Source records -
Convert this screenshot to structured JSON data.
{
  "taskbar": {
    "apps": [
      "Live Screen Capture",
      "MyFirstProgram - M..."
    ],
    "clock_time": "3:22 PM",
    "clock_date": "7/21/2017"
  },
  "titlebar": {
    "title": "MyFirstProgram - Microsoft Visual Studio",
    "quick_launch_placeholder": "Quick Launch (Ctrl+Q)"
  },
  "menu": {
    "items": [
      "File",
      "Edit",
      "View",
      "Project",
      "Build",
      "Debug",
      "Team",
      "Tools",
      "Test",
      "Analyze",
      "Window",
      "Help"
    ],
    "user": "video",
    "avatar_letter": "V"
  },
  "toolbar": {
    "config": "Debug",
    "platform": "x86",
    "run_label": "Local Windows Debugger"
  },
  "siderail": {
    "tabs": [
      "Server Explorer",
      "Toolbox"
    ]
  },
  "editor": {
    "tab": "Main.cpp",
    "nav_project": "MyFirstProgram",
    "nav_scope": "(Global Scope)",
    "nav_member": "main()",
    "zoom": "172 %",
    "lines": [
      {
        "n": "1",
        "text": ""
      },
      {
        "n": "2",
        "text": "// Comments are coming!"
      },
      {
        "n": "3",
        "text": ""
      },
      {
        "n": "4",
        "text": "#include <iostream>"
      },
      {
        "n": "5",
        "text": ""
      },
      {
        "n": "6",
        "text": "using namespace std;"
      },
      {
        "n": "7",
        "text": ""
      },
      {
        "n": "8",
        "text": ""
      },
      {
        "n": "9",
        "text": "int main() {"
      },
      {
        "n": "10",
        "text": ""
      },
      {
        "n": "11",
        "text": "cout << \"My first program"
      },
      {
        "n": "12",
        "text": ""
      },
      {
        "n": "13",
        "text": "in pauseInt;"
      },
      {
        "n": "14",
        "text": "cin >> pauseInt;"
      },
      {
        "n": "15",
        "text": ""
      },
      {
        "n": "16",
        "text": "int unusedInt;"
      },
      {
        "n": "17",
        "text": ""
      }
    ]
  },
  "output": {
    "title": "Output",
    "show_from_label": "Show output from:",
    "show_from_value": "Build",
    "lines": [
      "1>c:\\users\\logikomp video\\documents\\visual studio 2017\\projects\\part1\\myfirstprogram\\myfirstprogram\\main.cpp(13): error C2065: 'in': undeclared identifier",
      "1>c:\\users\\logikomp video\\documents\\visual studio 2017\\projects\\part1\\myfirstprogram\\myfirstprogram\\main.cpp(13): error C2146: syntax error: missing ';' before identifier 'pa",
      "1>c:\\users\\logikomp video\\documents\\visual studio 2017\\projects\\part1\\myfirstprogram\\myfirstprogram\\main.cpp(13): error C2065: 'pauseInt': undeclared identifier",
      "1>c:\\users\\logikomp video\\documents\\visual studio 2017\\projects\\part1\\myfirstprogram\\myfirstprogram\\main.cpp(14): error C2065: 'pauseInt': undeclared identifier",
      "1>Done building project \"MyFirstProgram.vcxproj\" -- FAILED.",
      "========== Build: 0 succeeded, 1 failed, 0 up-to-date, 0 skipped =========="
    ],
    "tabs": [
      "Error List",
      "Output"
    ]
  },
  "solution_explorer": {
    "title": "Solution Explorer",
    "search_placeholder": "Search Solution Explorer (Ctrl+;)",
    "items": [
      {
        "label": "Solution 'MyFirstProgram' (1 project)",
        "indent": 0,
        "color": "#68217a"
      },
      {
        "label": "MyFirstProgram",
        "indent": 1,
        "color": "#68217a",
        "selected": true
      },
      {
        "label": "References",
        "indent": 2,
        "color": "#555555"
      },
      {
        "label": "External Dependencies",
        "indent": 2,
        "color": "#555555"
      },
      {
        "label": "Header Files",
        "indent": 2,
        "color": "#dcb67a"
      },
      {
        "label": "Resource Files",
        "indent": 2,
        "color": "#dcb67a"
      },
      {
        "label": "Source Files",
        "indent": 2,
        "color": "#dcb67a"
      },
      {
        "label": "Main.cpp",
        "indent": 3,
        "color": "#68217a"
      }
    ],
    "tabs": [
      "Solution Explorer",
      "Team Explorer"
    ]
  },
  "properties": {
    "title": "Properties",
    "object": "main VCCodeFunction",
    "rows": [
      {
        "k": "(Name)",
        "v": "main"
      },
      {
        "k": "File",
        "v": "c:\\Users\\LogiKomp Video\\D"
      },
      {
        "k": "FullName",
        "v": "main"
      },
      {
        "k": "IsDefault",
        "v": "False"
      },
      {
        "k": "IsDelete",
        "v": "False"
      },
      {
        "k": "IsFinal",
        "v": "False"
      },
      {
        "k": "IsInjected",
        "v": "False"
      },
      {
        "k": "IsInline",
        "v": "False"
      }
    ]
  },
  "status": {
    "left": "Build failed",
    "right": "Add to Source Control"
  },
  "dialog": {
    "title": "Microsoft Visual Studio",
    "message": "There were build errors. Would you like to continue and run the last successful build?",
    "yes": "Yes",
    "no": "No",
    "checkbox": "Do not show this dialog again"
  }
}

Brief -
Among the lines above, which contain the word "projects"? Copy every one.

Answer section -
      "1>c:\\users\\logikomp video\\documents\\visual studio 2017\\projects\\part1\\myfirstprogram\\myfirstprogram\\main.cpp(13): error C2065: 'in': undeclared identifier",
      "1>c:\\users\\logikomp video\\documents\\visual studio 2017\\projects\\part1\\myfirstprogram\\myfirstprogram\\main.cpp(13): error C2146: syntax error: missing ';' before identifier 'pa",
      "1>c:\\users\\logikomp video\\documents\\visual studio 2017\\projects\\part1\\myfirstprogram\\myfirstprogram\\main.cpp(13): error C2065: 'pauseInt': undeclared identifier",
      "1>c:\\users\\logikomp video\\documents\\visual studio 2017\\projects\\part1\\myfirstprogram\\myfirstprogram\\main.cpp(14): error C2065: 'pauseInt': undeclared identifier",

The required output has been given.